Your objective
Please repeat every entry, keeping each one exactly the same.
--------------------------------------------------
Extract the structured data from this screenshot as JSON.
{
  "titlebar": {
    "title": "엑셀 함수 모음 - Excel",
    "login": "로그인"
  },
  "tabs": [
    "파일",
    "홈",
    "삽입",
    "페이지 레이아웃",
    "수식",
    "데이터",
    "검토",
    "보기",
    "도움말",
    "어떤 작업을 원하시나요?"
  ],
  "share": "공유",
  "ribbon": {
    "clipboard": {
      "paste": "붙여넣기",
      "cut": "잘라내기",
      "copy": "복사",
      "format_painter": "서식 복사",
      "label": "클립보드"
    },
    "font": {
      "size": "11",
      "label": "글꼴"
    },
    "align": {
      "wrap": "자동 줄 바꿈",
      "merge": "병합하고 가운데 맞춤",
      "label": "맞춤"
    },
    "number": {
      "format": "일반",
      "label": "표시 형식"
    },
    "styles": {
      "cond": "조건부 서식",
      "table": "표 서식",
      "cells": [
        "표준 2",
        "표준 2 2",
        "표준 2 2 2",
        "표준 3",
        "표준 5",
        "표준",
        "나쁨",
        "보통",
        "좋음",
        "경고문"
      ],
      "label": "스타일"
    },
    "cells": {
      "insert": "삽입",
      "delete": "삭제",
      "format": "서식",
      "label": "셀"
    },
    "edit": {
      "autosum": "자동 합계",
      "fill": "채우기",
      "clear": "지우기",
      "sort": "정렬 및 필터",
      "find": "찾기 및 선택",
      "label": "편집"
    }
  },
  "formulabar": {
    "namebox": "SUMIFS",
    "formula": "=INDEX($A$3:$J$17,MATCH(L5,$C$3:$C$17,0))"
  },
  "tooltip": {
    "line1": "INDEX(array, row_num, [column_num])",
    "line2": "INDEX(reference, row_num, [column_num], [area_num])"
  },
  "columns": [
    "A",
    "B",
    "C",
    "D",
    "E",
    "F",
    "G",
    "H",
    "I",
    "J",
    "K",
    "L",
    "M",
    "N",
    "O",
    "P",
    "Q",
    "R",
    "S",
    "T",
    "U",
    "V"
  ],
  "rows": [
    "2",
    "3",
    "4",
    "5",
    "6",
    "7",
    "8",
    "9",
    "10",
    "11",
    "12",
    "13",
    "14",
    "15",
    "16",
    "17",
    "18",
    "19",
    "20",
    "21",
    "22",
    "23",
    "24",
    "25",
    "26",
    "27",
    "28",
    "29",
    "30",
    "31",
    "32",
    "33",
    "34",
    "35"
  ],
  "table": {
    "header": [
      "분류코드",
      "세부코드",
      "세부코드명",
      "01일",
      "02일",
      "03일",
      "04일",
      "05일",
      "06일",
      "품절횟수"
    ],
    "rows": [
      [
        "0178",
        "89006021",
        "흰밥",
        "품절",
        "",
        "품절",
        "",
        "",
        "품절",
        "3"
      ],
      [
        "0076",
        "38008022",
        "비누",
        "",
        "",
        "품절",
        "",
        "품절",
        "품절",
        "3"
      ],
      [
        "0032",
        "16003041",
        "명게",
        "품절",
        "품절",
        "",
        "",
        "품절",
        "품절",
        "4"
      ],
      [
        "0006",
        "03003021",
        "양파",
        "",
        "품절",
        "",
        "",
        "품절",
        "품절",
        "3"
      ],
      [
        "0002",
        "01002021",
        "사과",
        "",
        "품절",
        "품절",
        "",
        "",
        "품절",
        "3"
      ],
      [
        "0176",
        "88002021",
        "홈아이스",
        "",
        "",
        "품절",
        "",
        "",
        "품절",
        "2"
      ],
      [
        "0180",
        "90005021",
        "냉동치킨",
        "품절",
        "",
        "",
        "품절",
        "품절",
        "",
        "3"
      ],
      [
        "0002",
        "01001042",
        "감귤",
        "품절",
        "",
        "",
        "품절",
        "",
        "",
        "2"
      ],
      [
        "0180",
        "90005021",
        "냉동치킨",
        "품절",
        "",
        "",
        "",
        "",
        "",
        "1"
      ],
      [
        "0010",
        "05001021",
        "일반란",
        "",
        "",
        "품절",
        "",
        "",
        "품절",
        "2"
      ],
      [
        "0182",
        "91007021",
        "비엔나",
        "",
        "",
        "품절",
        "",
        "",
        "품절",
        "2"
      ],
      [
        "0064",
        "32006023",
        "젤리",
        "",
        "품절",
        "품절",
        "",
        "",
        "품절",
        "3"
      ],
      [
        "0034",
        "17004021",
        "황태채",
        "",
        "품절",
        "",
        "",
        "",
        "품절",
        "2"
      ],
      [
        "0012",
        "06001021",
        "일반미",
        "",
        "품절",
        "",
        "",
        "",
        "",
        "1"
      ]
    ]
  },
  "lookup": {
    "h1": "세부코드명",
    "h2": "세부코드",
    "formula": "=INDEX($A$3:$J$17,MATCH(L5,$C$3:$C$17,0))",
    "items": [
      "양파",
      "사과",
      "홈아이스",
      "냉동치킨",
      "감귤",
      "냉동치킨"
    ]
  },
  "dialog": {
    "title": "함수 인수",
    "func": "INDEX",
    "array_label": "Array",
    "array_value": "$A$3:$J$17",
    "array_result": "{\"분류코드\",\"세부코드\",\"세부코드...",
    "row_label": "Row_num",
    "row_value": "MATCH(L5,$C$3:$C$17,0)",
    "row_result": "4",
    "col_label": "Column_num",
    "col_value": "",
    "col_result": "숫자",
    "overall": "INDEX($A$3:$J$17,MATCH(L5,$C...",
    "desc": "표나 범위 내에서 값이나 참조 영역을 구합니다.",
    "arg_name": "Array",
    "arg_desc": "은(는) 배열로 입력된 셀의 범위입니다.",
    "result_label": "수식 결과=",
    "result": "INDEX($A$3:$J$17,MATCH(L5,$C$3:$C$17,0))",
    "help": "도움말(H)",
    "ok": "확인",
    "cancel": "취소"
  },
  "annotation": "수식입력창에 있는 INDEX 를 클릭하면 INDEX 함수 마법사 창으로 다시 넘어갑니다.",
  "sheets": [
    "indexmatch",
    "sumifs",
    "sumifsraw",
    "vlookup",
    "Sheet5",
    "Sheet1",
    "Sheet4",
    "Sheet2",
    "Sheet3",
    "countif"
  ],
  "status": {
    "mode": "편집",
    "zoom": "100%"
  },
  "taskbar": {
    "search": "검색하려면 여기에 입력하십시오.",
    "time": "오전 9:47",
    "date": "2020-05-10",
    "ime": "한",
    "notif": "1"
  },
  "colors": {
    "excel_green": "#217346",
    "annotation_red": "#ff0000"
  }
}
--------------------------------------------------
Output
Extract the structured data from this screenshot as JSON.
{
  "titlebar": {
    "title": "엑셀 함수 모음 - Excel",
    "login": "로그인"
  },
  "tabs": [
    "파일",
    "홈",
    "삽입",
    "페이지 레이아웃",
    "수식",
    "데이터",
    "검토",
    "보기",
    "도움말",
    "어떤 작업을 원하시나요?"
  ],
  "share": "공유",
  "ribbon": {
    "clipboard": {
      "paste": "붙여넣기",
      "cut": "잘라내기",
      "copy": "복사",
      "format_painter": "서식 복사",
      "label": "클립보드"
    },
    "font": {
      "size": "11",
      "label": "글꼴"
    },
    "align": {
      "wrap": "자동 줄 바꿈",
      "merge": "병합하고 가운데 맞춤",
      "label": "맞춤"
    },
    "number": {
      "format": "일반",
      "label": "표시 형식"
    },
    "styles": {
      "cond": "조건부 서식",
      "table": "표 서식",
      "cells": [
        "표준 2",
        "표준 2 2",
        "표준 2 2 2",
        "표준 3",
        "표준 5",
        "표준",
        "나쁨",
        "보통",
        "좋음",
        "경고문"
      ],
      "label": "스타일"
    },
    "cells": {
      "insert": "삽입",
      "delete": "삭제",
      "format": "서식",
      "label": "셀"
    },
    "edit": {
      "autosum": "자동 합계",
      "fill": "채우기",
      "clear": "지우기",
      "sort": "정렬 및 필터",
      "find": "찾기 및 선택",
      "label": "편집"
    }
  },
  "formulabar": {
    "namebox": "SUMIFS",
    "formula": "=INDEX($A$3:$J$17,MATCH(L5,$C$3:$C$17,0))"
  },
  "tooltip": {
    "line1": "INDEX(array, row_num, [column_num])",
    "line2": "INDEX(reference, row_num, [column_num], [area_num])"
  },
  "columns": [
    "A",
    "B",
    "C",
    "D",
    "E",
    "F",
    "G",
    "H",
    "I",
    "J",
    "K",
    "L",
    "M",
    "N",
    "O",
    "P",
    "Q",
    "R",
    "S",
    "T",
    "U",
    "V"
  ],
  "rows": [
    "2",
    "3",
    "4",
    "5",
    "6",
    "7",
    "8",
    "9",
    "10",
    "11",
    "12",
    "13",
    "14",
    "15",
    "16",
    "17",
    "18",
    "19",
    "20",
    "21",
    "22",
    "23",
    "24",
    "25",
    "26",
    "27",
    "28",
    "29",
    "30",
    "31",
    "32",
    "33",
    "34",
    "35"
  ],
  "table": {
    "header": [
      "분류코드",
      "세부코드",
      "세부코드명",
      "01일",
      "02일",
      "03일",
      "04일",
      "05일",
      "06일",
      "품절횟수"
    ],
    "rows": [
      [
        "0178",
        "89006021",
        "흰밥",
        "품절",
        "",
        "품절",
        "",
        "",
        "품절",
        "3"
      ],
      [
        "0076",
        "38008022",
        "비누",
        "",
        "",
        "품절",
        "",
        "품절",
        "품절",
        "3"
      ],
      [
        "0032",
        "16003041",
        "명게",
        "품절",
        "품절",
        "",
        "",
        "품절",
        "품절",
        "4"
      ],
      [
        "0006",
        "03003021",
        "양파",
        "",
        "품절",
        "",
        "",
        "품절",
        "품절",
        "3"
      ],
      [
        "0002",
        "01002021",
        "사과",
        "",
        "품절",
        "품절",
        "",
        "",
        "품절",
        "3"
      ],
      [
        "0176",
        "88002021",
        "홈아이스",
        "",
        "",
        "품절",
        "",
        "",
        "품절",
        "2"
      ],
      [
        "0180",
        "90005021",
        "냉동치킨",
        "품절",
        "",
        "",
        "품절",
        "품절",
        "",
        "3"
      ],
      [
        "0002",
        "01001042",
        "감귤",
        "품절",
        "",
        "",
        "품절",
        "",
        "",
        "2"
      ],
      [
        "0180",
        "90005021",
        "냉동치킨",
        "품절",
        "",
        "",
        "",
        "",
        "",
        "1"
      ],
      [
        "0010",
        "05001021",
        "일반란",
        "",
        "",
        "품절",
        "",
        "",
        "품절",
        "2"
      ],
      [
        "0182",
        "91007021",
        "비엔나",
        "",
        "",
        "품절",
        "",
        "",
        "품절",
        "2"
      ],
      [
        "0064",
        "32006023",
        "젤리",
        "",
        "품절",
        "품절",
        "",
        "",
        "품절",
        "3"
      ],
      [
        "0034",
        "17004021",
        "황태채",
        "",
        "품절",
        "",
        "",
        "",
        "품절",
        "2"
      ],
      [
        "0012",
        "06001021",
        "일반미",
        "",
        "품절",
        "",
        "",
        "",
        "",
        "1"
      ]
    ]
  },
  "lookup": {
    "h1": "세부코드명",
    "h2": "세부코드",
    "formula": "=INDEX($A$3:$J$17,MATCH(L5,$C$3:$C$17,0))",
    "items": [
      "양파",
      "사과",
      "홈아이스",
      "냉동치킨",
      "감귤",
      "냉동치킨"
    ]
  },
  "dialog": {
    "title": "함수 인수",
    "func": "INDEX",
    "array_label": "Array",
    "array_value": "$A$3:$J$17",
    "array_result": "{\"분류코드\",\"세부코드\",\"세부코드...",
    "row_label": "Row_num",
    "row_value": "MATCH(L5,$C$3:$C$17,0)",
    "row_result": "4",
    "col_label": "Column_num",
    "col_value": "",
    "col_result": "숫자",
    "overall": "INDEX($A$3:$J$17,MATCH(L5,$C...",
    "desc": "표나 범위 내에서 값이나 참조 영역을 구합니다.",
    "arg_name": "Array",
    "arg_desc": "은(는) 배열로 입력된 셀의 범위입니다.",
    "result_label": "수식 결과=",
    "result": "INDEX($A$3:$J$17,MATCH(L5,$C$3:$C$17,0))",
    "help": "도움말(H)",
    "ok": "확인",
    "cancel": "취소"
  },
  "annotation": "수식입력창에 있는 INDEX 를 클릭하면 INDEX 함수 마법사 창으로 다시 넘어갑니다.",
  "sheets": [
    "indexmatch",
    "sumifs",
    "sumifsraw",
    "vlookup",
    "Sheet5",
    "Sheet1",
    "Sheet4",
    "Sheet2",
    "Sheet3",
    "countif"
  ],
  "status": {
    "mode": "편집",
    "zoom": "100%"
  },
  "taskbar": {
    "search": "검색하려면 여기에 입력하십시오.",
    "time": "오전 9:47",
    "date": "2020-05-10",
    "ime": "한",
    "notif": "1"
  },
  "colors": {
    "excel_green": "#217346",
    "annotation_red": "#ff0000"
  }
}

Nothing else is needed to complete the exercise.